● What needs to be done: Look through the records, and wherever the string "Raccord" turns up, copy out that line.

● Input for this task:

•••

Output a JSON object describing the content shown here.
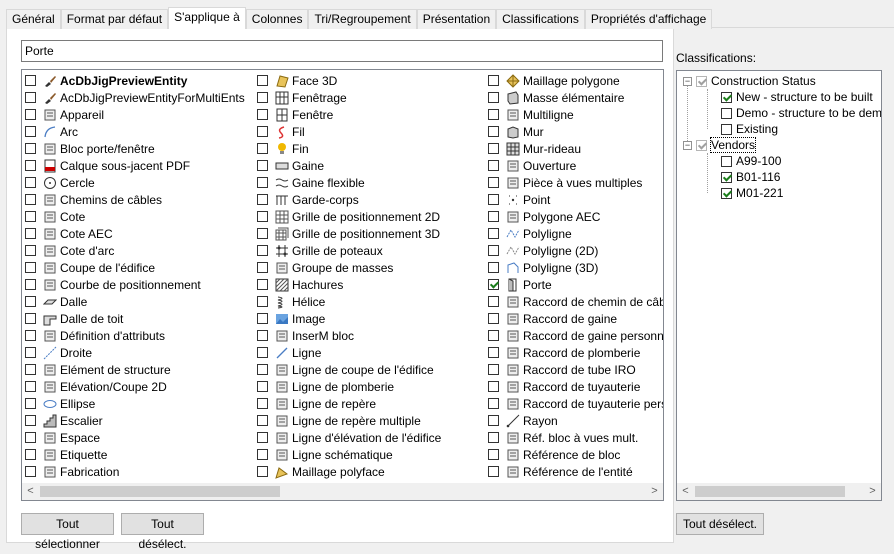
{
  "tabs": [
    {
      "label": "Général"
    },
    {
      "label": "Format par défaut"
    },
    {
      "label": "S'applique à"
    },
    {
      "label": "Colonnes"
    },
    {
      "label": "Tri/Regroupement"
    },
    {
      "label": "Présentation"
    },
    {
      "label": "Classifications"
    },
    {
      "label": "Propriétés d'affichage"
    }
  ],
  "active_tab": "S'applique à",
  "search": {
    "value": "Porte"
  },
  "objects": {
    "col1": [
      {
        "label": "AcDbJigPreviewEntity",
        "checked": false,
        "icon": "brush-icon",
        "bold": true
      },
      {
        "label": "AcDbJigPreviewEntityForMultiEnts",
        "checked": false,
        "icon": "brush-icon",
        "bold": false
      },
      {
        "label": "Appareil",
        "checked": false,
        "icon": "appliance-icon",
        "bold": false
      },
      {
        "label": "Arc",
        "checked": false,
        "icon": "arc-icon",
        "bold": false
      },
      {
        "label": "Bloc porte/fenêtre",
        "checked": false,
        "icon": "door-window-icon",
        "bold": false
      },
      {
        "label": "Calque sous-jacent PDF",
        "checked": false,
        "icon": "pdf-icon",
        "bold": false
      },
      {
        "label": "Cercle",
        "checked": false,
        "icon": "circle-icon",
        "bold": false
      },
      {
        "label": "Chemins de câbles",
        "checked": false,
        "icon": "cable-tray-icon",
        "bold": false
      },
      {
        "label": "Cote",
        "checked": false,
        "icon": "dimension-icon",
        "bold": false
      },
      {
        "label": "Cote AEC",
        "checked": false,
        "icon": "aec-dimension-icon",
        "bold": false
      },
      {
        "label": "Cote d'arc",
        "checked": false,
        "icon": "arc-dimension-icon",
        "bold": false
      },
      {
        "label": "Coupe de l'édifice",
        "checked": false,
        "icon": "building-section-icon",
        "bold": false
      },
      {
        "label": "Courbe de positionnement",
        "checked": false,
        "icon": "curve-icon",
        "bold": false
      },
      {
        "label": "Dalle",
        "checked": false,
        "icon": "slab-icon",
        "bold": false
      },
      {
        "label": "Dalle de toit",
        "checked": false,
        "icon": "roof-slab-icon",
        "bold": false
      },
      {
        "label": "Définition d'attributs",
        "checked": false,
        "icon": "attribute-icon",
        "bold": false
      },
      {
        "label": "Droite",
        "checked": false,
        "icon": "xline-icon",
        "bold": false
      },
      {
        "label": "Elément de structure",
        "checked": false,
        "icon": "structure-icon",
        "bold": false
      },
      {
        "label": "Elévation/Coupe 2D",
        "checked": false,
        "icon": "elevation-icon",
        "bold": false
      },
      {
        "label": "Ellipse",
        "checked": false,
        "icon": "ellipse-icon",
        "bold": false
      },
      {
        "label": "Escalier",
        "checked": false,
        "icon": "stair-icon",
        "bold": false
      },
      {
        "label": "Espace",
        "checked": false,
        "icon": "space-icon",
        "bold": false
      },
      {
        "label": "Etiquette",
        "checked": false,
        "icon": "label-icon",
        "bold": false
      },
      {
        "label": "Fabrication",
        "checked": false,
        "icon": "fabrication-icon",
        "bold": false
      }
    ],
    "col2": [
      {
        "label": "Face 3D",
        "checked": false,
        "icon": "face3d-icon",
        "bold": false
      },
      {
        "label": "Fenêtrage",
        "checked": false,
        "icon": "window-assembly-icon",
        "bold": false
      },
      {
        "label": "Fenêtre",
        "checked": false,
        "icon": "window-icon",
        "bold": false
      },
      {
        "label": "Fil",
        "checked": false,
        "icon": "wire-icon",
        "bold": false
      },
      {
        "label": "Fin",
        "checked": false,
        "icon": "bulb-icon",
        "bold": false
      },
      {
        "label": "Gaine",
        "checked": false,
        "icon": "duct-icon",
        "bold": false
      },
      {
        "label": "Gaine flexible",
        "checked": false,
        "icon": "flex-duct-icon",
        "bold": false
      },
      {
        "label": "Garde-corps",
        "checked": false,
        "icon": "railing-icon",
        "bold": false
      },
      {
        "label": "Grille de positionnement 2D",
        "checked": false,
        "icon": "grid-icon",
        "bold": false
      },
      {
        "label": "Grille de positionnement 3D",
        "checked": false,
        "icon": "grid3d-icon",
        "bold": false
      },
      {
        "label": "Grille de poteaux",
        "checked": false,
        "icon": "column-grid-icon",
        "bold": false
      },
      {
        "label": "Groupe de masses",
        "checked": false,
        "icon": "mass-group-icon",
        "bold": false
      },
      {
        "label": "Hachures",
        "checked": false,
        "icon": "hatch-icon",
        "bold": false
      },
      {
        "label": "Hélice",
        "checked": false,
        "icon": "helix-icon",
        "bold": false
      },
      {
        "label": "Image",
        "checked": false,
        "icon": "image-icon",
        "bold": false
      },
      {
        "label": "InserM bloc",
        "checked": false,
        "icon": "minsert-icon",
        "bold": false
      },
      {
        "label": "Ligne",
        "checked": false,
        "icon": "line-icon",
        "bold": false
      },
      {
        "label": "Ligne de coupe de l'édifice",
        "checked": false,
        "icon": "section-line-icon",
        "bold": false
      },
      {
        "label": "Ligne de plomberie",
        "checked": false,
        "icon": "plumbing-line-icon",
        "bold": false
      },
      {
        "label": "Ligne de repère",
        "checked": false,
        "icon": "leader-icon",
        "bold": false
      },
      {
        "label": "Ligne de repère multiple",
        "checked": false,
        "icon": "multileader-icon",
        "bold": false
      },
      {
        "label": "Ligne d'élévation de l'édifice",
        "checked": false,
        "icon": "elevation-line-icon",
        "bold": false
      },
      {
        "label": "Ligne schématique",
        "checked": false,
        "icon": "schematic-line-icon",
        "bold": false
      },
      {
        "label": "Maillage polyface",
        "checked": false,
        "icon": "polyface-icon",
        "bold": false
      }
    ],
    "col3": [
      {
        "label": "Maillage polygone",
        "checked": false,
        "icon": "polygon-mesh-icon",
        "bold": false
      },
      {
        "label": "Masse élémentaire",
        "checked": false,
        "icon": "mass-element-icon",
        "bold": false
      },
      {
        "label": "Multiligne",
        "checked": false,
        "icon": "mline-icon",
        "bold": false
      },
      {
        "label": "Mur",
        "checked": false,
        "icon": "wall-icon",
        "bold": false
      },
      {
        "label": "Mur-rideau",
        "checked": false,
        "icon": "curtain-wall-icon",
        "bold": false
      },
      {
        "label": "Ouverture",
        "checked": false,
        "icon": "opening-icon",
        "bold": false
      },
      {
        "label": "Pièce à vues multiples",
        "checked": false,
        "icon": "mvpart-icon",
        "bold": false
      },
      {
        "label": "Point",
        "checked": false,
        "icon": "point-icon",
        "bold": false
      },
      {
        "label": "Polygone AEC",
        "checked": false,
        "icon": "aec-polygon-icon",
        "bold": false
      },
      {
        "label": "Polyligne",
        "checked": false,
        "icon": "polyline-icon",
        "bold": false
      },
      {
        "label": "Polyligne (2D)",
        "checked": false,
        "icon": "polyline2d-icon",
        "bold": false
      },
      {
        "label": "Polyligne (3D)",
        "checked": false,
        "icon": "polyline3d-icon",
        "bold": false
      },
      {
        "label": "Porte",
        "checked": true,
        "icon": "door-icon",
        "bold": false
      },
      {
        "label": "Raccord de chemin de câbles",
        "checked": false,
        "icon": "cable-fitting-icon",
        "bold": false
      },
      {
        "label": "Raccord de gaine",
        "checked": false,
        "icon": "duct-fitting-icon",
        "bold": false
      },
      {
        "label": "Raccord de gaine personnalisé",
        "checked": false,
        "icon": "custom-duct-fitting-icon",
        "bold": false
      },
      {
        "label": "Raccord de plomberie",
        "checked": false,
        "icon": "plumbing-fitting-icon",
        "bold": false
      },
      {
        "label": "Raccord de tube IRO",
        "checked": false,
        "icon": "conduit-fitting-icon",
        "bold": false
      },
      {
        "label": "Raccord de tuyauterie",
        "checked": false,
        "icon": "pipe-fitting-icon",
        "bold": false
      },
      {
        "label": "Raccord de tuyauterie personnalisé",
        "checked": false,
        "icon": "custom-pipe-fitting-icon",
        "bold": false
      },
      {
        "label": "Rayon",
        "checked": false,
        "icon": "ray-icon",
        "bold": false
      },
      {
        "label": "Réf. bloc à vues mult.",
        "checked": false,
        "icon": "mvblock-ref-icon",
        "bold": false
      },
      {
        "label": "Référence de bloc",
        "checked": false,
        "icon": "block-ref-icon",
        "bold": false
      },
      {
        "label": "Référence de l'entité",
        "checked": false,
        "icon": "entity-ref-icon",
        "bold": false
      }
    ]
  },
  "buttons": {
    "select_all": "Tout sélectionner",
    "deselect_all": "Tout désélect.",
    "deselect_all_classif": "Tout désélect."
  },
  "classifications": {
    "label": "Classifications:",
    "groups": [
      {
        "label": "Construction Status",
        "checked": true,
        "children": [
          {
            "label": "New - structure to be built",
            "checked": true
          },
          {
            "label": "Demo - structure to be demolished",
            "checked": false
          },
          {
            "label": "Existing",
            "checked": false
          }
        ]
      },
      {
        "label": "Vendors",
        "checked": true,
        "children": [
          {
            "label": "A99-100",
            "checked": false
          },
          {
            "label": "B01-116",
            "checked": true
          },
          {
            "label": "M01-221",
            "checked": true
          }
        ]
      }
    ]
  },
  "colors": {
    "accent": "#0078d7",
    "check": "#1a7d1a"
  }
}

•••

● The answer:
        "label": "Raccord de chemin de câbles",
        "label": "Raccord de gaine",
        "label": "Raccord de gaine personnalisé",
        "label": "Raccord de plomberie",
        "label": "Raccord de tube IRO",
        "label": "Raccord de tuyauterie",
        "label": "Raccord de tuyauterie personnalisé",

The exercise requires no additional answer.